On a small scale that is what we do at OurTech Solutions. Most of our clients are not in the field of technology nor do they care to be. They have taxes to file, cases to defend, real estate to appraise, and develop, manage, and sell, refrigeration units to sell and service, fences to build, patients to see, candidates to place, trailers to sell, trucks to drive, etc. So we manage their IT for them and become a business partner. We noticed that our clients wanted a predictable cost and unlimited access to us. So we delivered it and they appreciate us for it. Our customers are great at what they do and that drives us to be great at what we do.
We also found that many IT companies are very good at working on computers, servers, and responding to technology 911 calls. But they are often undercapitalized or light on staffing the business operations of the company. So we offer a platform that they can utilize to further advance their technology offerings and stabilize their cash flows. Much like the Salesforce platform for developers, our network management platform (the OurTech Manager) enables our affiliates to focus on what they do best.
If you are not in IT I have three pieces of advice. First, count your blessings. (Just kidding, for all you techies). Second, find ways to take on more responsibilities and allow your customers to focus on their core strengths.

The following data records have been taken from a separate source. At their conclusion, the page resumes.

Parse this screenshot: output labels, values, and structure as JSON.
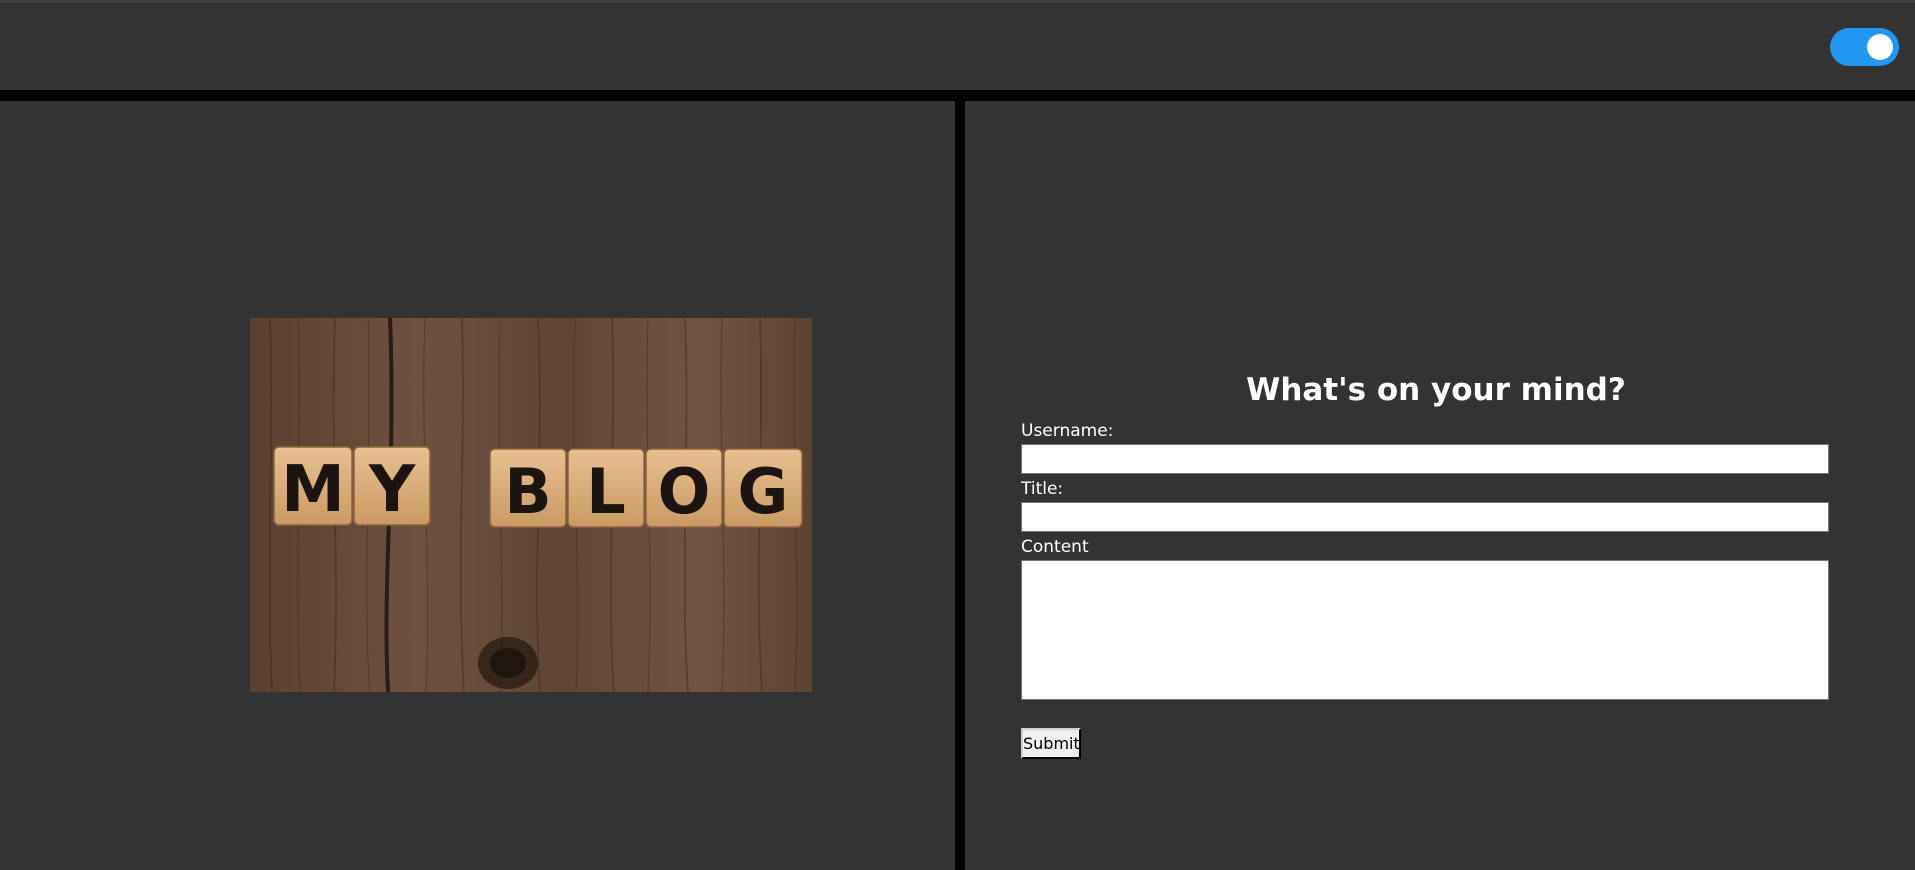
{
  "header": {
    "theme_toggle": {
      "state": "on",
      "color": "#2196f3"
    }
  },
  "blog_image": {
    "tiles_word1": [
      "M",
      "Y"
    ],
    "tiles_word2": [
      "B",
      "L",
      "O",
      "G"
    ]
  },
  "form": {
    "heading": "What's on your mind?",
    "username_label": "Username:",
    "username_value": "",
    "title_label": "Title:",
    "title_value": "",
    "content_label": "Content",
    "content_value": "",
    "submit_label": "Submit"
  },
  "colors": {
    "panel_bg": "#333333",
    "divider": "#000000",
    "toggle_accent": "#2196f3"
  }
}
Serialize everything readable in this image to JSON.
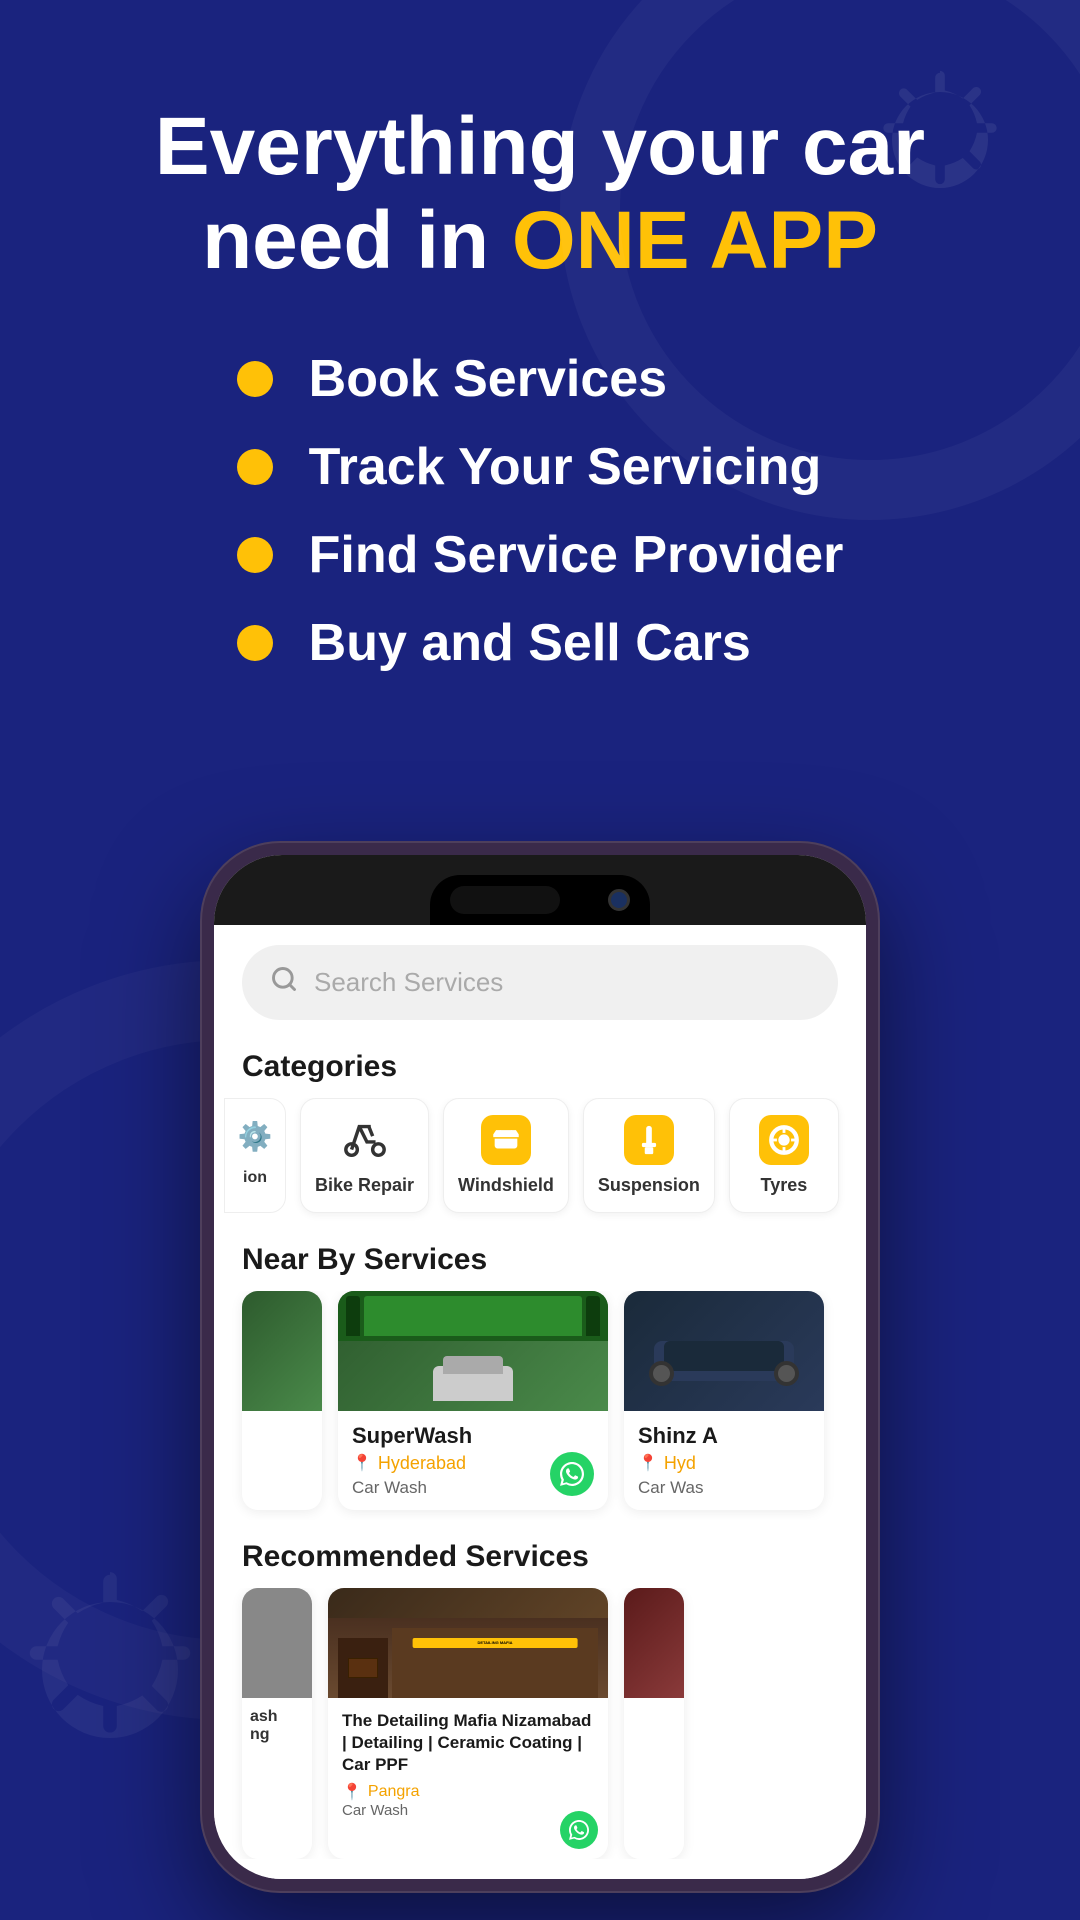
{
  "hero": {
    "title_line1": "Everything your car",
    "title_line2": "need in ",
    "title_highlight": "ONE APP",
    "features": [
      {
        "id": "book",
        "text": "Book Services"
      },
      {
        "id": "track",
        "text": "Track Your Servicing"
      },
      {
        "id": "find",
        "text": "Find Service Provider"
      },
      {
        "id": "buy",
        "text": "Buy and Sell Cars"
      }
    ]
  },
  "phone": {
    "screen": {
      "search": {
        "placeholder": "Search Services"
      },
      "categories_title": "Categories",
      "categories": [
        {
          "id": "partial",
          "label": "ion",
          "icon": "⚙️",
          "type": "partial"
        },
        {
          "id": "bike_repair",
          "label": "Bike Repair",
          "icon": "gear",
          "type": "gear"
        },
        {
          "id": "windshield",
          "label": "Windshield",
          "icon": "windshield",
          "type": "yellow"
        },
        {
          "id": "suspension",
          "label": "Suspension",
          "icon": "suspension",
          "type": "yellow"
        },
        {
          "id": "tyres",
          "label": "Tyres",
          "icon": "tyre",
          "type": "yellow"
        }
      ],
      "nearby_title": "Near By Services",
      "nearby_services": [
        {
          "id": "superwash",
          "name": "SuperWash",
          "location": "Hyderabad",
          "type": "Car Wash",
          "img_type": "green"
        },
        {
          "id": "shinz",
          "name": "Shinz A",
          "location": "Hyd",
          "type": "Car Was",
          "img_type": "dark"
        }
      ],
      "recommended_title": "Recommended Services",
      "recommended_services": [
        {
          "id": "partial_left",
          "name": "ash\ning",
          "type": "partial"
        },
        {
          "id": "detailing_mafia",
          "name": "The Detailing Mafia Nizamabad | Detailing | Ceramic Coating | Car PPF",
          "location": "Pangra",
          "type": "Car Wash",
          "img_type": "detailing"
        },
        {
          "id": "partial_right",
          "type": "partial_right"
        }
      ]
    }
  },
  "colors": {
    "background": "#1a237e",
    "accent_yellow": "#FFC107",
    "white": "#ffffff",
    "whatsapp_green": "#25D366"
  }
}
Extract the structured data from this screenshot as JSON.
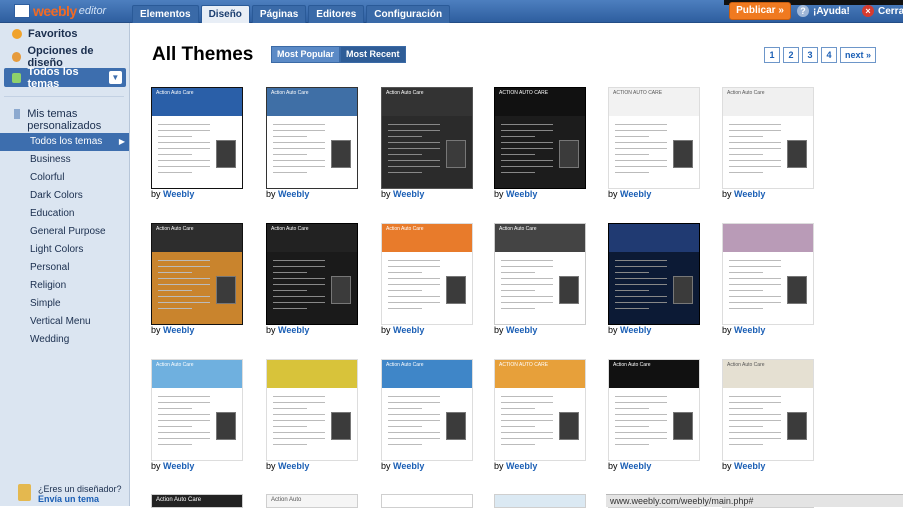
{
  "app": {
    "logo": "weebly",
    "logo_suffix": "editor"
  },
  "tabs": [
    {
      "label": "Elementos",
      "active": false
    },
    {
      "label": "Diseño",
      "active": true
    },
    {
      "label": "Páginas",
      "active": false
    },
    {
      "label": "Editores",
      "active": false
    },
    {
      "label": "Configuración",
      "active": false
    }
  ],
  "topbar": {
    "publish": "Publicar »",
    "help": "¡Ayuda!",
    "close": "Cerrar"
  },
  "sidebar": {
    "favorites": "Favoritos",
    "design_options": "Opciones de diseño",
    "all_themes": "Todos los temas",
    "my_themes": "Mis temas personalizados",
    "categories": [
      "Todos los temas",
      "Business",
      "Colorful",
      "Dark Colors",
      "Education",
      "General Purpose",
      "Light Colors",
      "Personal",
      "Religion",
      "Simple",
      "Vertical Menu",
      "Wedding"
    ],
    "selected_category": "Todos los temas",
    "designer_question": "¿Eres un diseñador?",
    "designer_link": "Envía un tema"
  },
  "main": {
    "heading": "All Themes",
    "sort": [
      {
        "label": "Most Popular",
        "active": false
      },
      {
        "label": "Most Recent",
        "active": true
      }
    ],
    "pages": [
      "1",
      "2",
      "3",
      "4",
      "next »"
    ],
    "by_prefix": "by",
    "author": "Weebly",
    "themes": [
      {
        "title": "Action Auto Care",
        "hdr": "#2a5fa8",
        "bg": "#ffffff",
        "frame": "#111111"
      },
      {
        "title": "Action Auto Care",
        "hdr": "#3f6fa6",
        "bg": "#ffffff",
        "frame": "#333333"
      },
      {
        "title": "Action Auto Care",
        "hdr": "#333333",
        "bg": "#2b2b2b",
        "frame": "#555555"
      },
      {
        "title": "ACTION AUTO CARE",
        "hdr": "#111111",
        "bg": "#1c1c1c",
        "frame": "#000000"
      },
      {
        "title": "ACTION AUTO CARE",
        "hdr": "#f2f2f2",
        "bg": "#ffffff",
        "frame": "#dddddd"
      },
      {
        "title": "Action Auto Care",
        "hdr": "#f0f0f0",
        "bg": "#ffffff",
        "frame": "#dddddd"
      },
      {
        "title": "Action Auto Care",
        "hdr": "#2d2d2d",
        "bg": "#c9842d",
        "frame": "#111111"
      },
      {
        "title": "Action Auto Care",
        "hdr": "#222222",
        "bg": "#1a1a1a",
        "frame": "#000000"
      },
      {
        "title": "Action Auto Care",
        "hdr": "#e87b2b",
        "bg": "#ffffff",
        "frame": "#dddddd"
      },
      {
        "title": "Action Auto Care",
        "hdr": "#444444",
        "bg": "#ffffff",
        "frame": "#cccccc"
      },
      {
        "title": "",
        "hdr": "#203a72",
        "bg": "#0c1a35",
        "frame": "#000000"
      },
      {
        "title": "",
        "hdr": "#b99bb7",
        "bg": "#ffffff",
        "frame": "#dddddd"
      },
      {
        "title": "Action Auto Care",
        "hdr": "#6fb0df",
        "bg": "#ffffff",
        "frame": "#dddddd"
      },
      {
        "title": "",
        "hdr": "#d8c33a",
        "bg": "#ffffff",
        "frame": "#dddddd"
      },
      {
        "title": "Action Auto Care",
        "hdr": "#3f86c8",
        "bg": "#ffffff",
        "frame": "#dddddd"
      },
      {
        "title": "ACTION AUTO CARE",
        "hdr": "#e7a03a",
        "bg": "#ffffff",
        "frame": "#dddddd"
      },
      {
        "title": "Action Auto Care",
        "hdr": "#111111",
        "bg": "#ffffff",
        "frame": "#dddddd"
      },
      {
        "title": "Action Auto Care",
        "hdr": "#e5e0d2",
        "bg": "#ffffff",
        "frame": "#dddddd"
      }
    ],
    "partial_row": [
      "Action Auto Care",
      "Action Auto",
      "",
      "",
      "",
      ""
    ]
  },
  "status_url": "www.weebly.com/weebly/main.php#"
}
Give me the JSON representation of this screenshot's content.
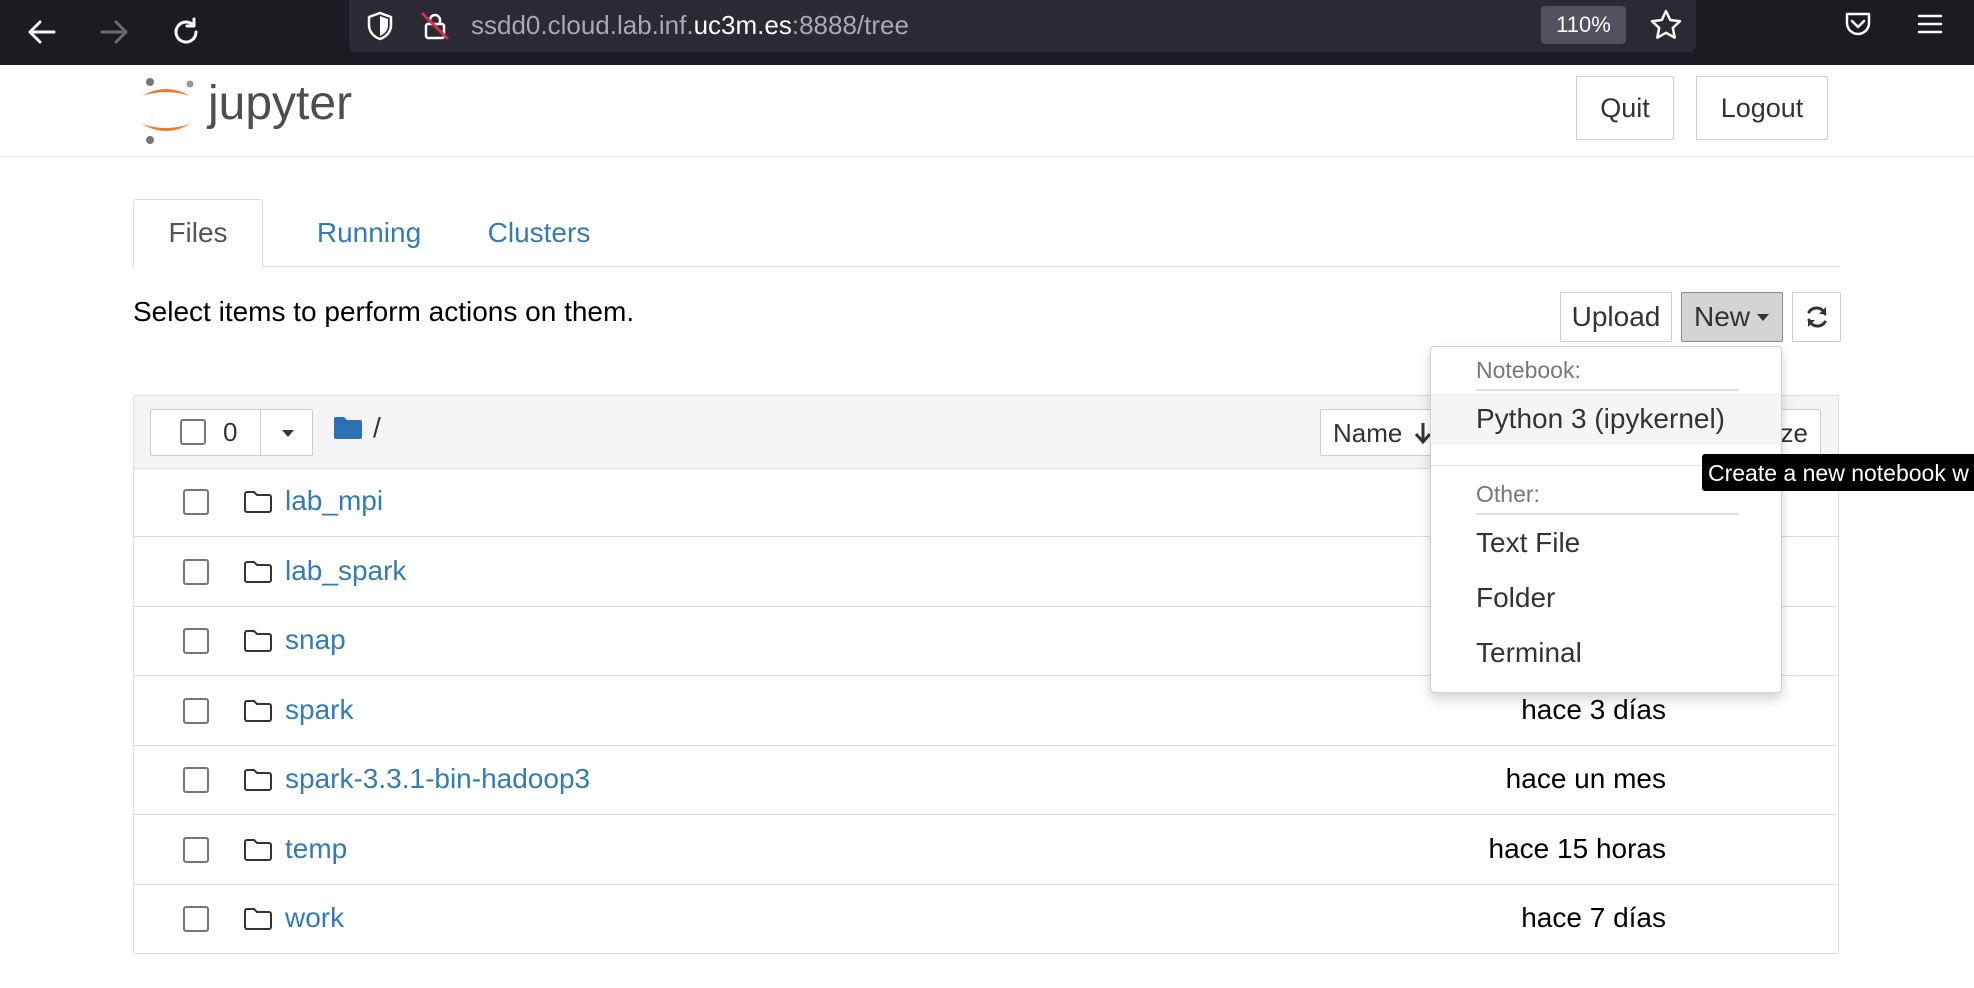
{
  "browser": {
    "url_prefix": "ssdd0.cloud.lab.inf.",
    "url_host": "uc3m.es",
    "url_suffix": ":8888/tree",
    "zoom": "110%"
  },
  "header": {
    "logo_text": "jupyter",
    "quit_label": "Quit",
    "logout_label": "Logout"
  },
  "tabs": [
    {
      "label": "Files"
    },
    {
      "label": "Running"
    },
    {
      "label": "Clusters"
    }
  ],
  "toolbar": {
    "hint": "Select items to perform actions on them.",
    "upload_label": "Upload",
    "new_label": "New"
  },
  "list": {
    "selected_count": "0",
    "breadcrumb": "/",
    "sort_name_label": "Name",
    "size_label": "ze",
    "rows": [
      {
        "name": "lab_mpi",
        "modified": ""
      },
      {
        "name": "lab_spark",
        "modified": ""
      },
      {
        "name": "snap",
        "modified": ""
      },
      {
        "name": "spark",
        "modified": "hace 3 días"
      },
      {
        "name": "spark-3.3.1-bin-hadoop3",
        "modified": "hace un mes"
      },
      {
        "name": "temp",
        "modified": "hace 15 horas"
      },
      {
        "name": "work",
        "modified": "hace 7 días"
      }
    ]
  },
  "new_menu": {
    "notebook_header": "Notebook:",
    "python_kernel": "Python 3 (ipykernel)",
    "other_header": "Other:",
    "text_file": "Text File",
    "folder": "Folder",
    "terminal": "Terminal"
  },
  "tooltip": "Create a new notebook w",
  "colors": {
    "link": "#337ab7",
    "jupyter_orange": "#f37726",
    "browser_bg": "#1c1b22",
    "folder_blue": "#2f6fb6"
  }
}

Third, see if there is a way to leverage infrastructure you already have in place and help your peers and customer to their jobs better. Remember a rising tide lifts all ships.